WHAT IS BEING ASKED
In the material below, list every line carrying the string "image".
Segment Open
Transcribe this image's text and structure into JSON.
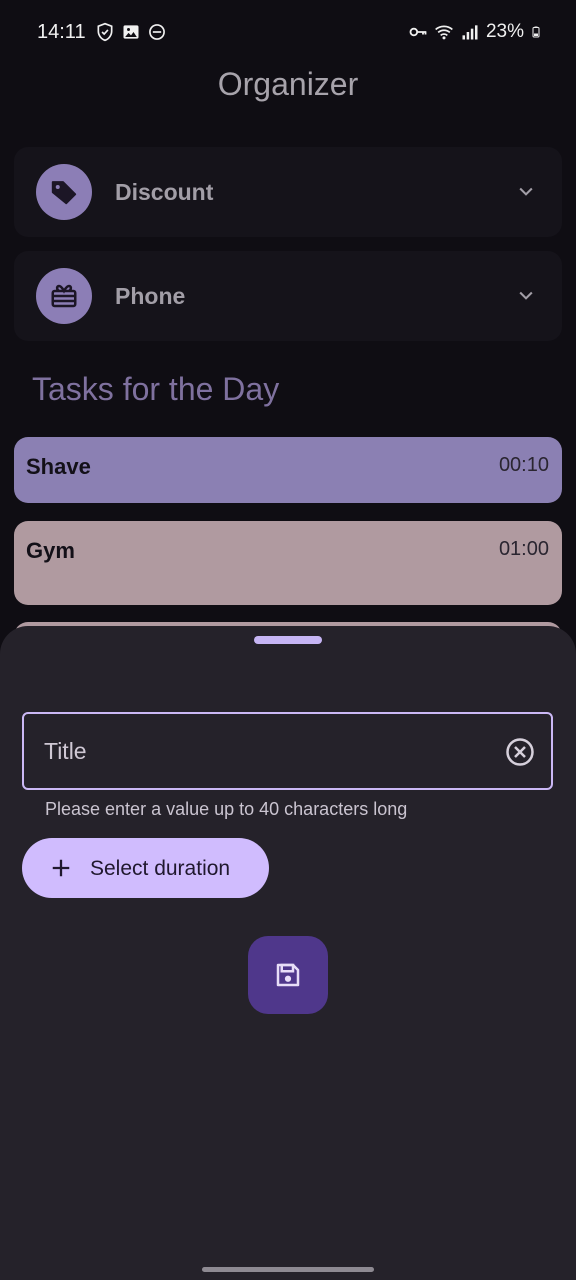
{
  "status_bar": {
    "time": "14:11",
    "battery": "23%",
    "left_icons": [
      "shield-icon",
      "image-icon",
      "dnd-icon"
    ],
    "right_icons": [
      "vpn-key-icon",
      "wifi-icon",
      "signal-icon",
      "battery-icon"
    ]
  },
  "app": {
    "title": "Organizer"
  },
  "categories": [
    {
      "label": "Discount",
      "icon": "tag-icon"
    },
    {
      "label": "Phone",
      "icon": "gift-card-icon"
    }
  ],
  "section_title": "Tasks for the Day",
  "tasks": [
    {
      "title": "Shave",
      "time": "00:10",
      "color": "#8b80b3"
    },
    {
      "title": "Gym",
      "time": "01:00",
      "color": "#b09aa0"
    }
  ],
  "sheet": {
    "title_placeholder": "Title",
    "title_value": "",
    "helper_text": "Please enter a value up to 40 characters long",
    "duration_button_label": "Select duration",
    "save_icon": "save-icon"
  },
  "colors": {
    "background": "#0f0d13",
    "sheet": "#25222a",
    "accent": "#d0bcfe",
    "fab": "#4f378b"
  }
}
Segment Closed
WRITTEN RESPONSE
Transcribe this image's text and structure into JSON.
      "image-icon",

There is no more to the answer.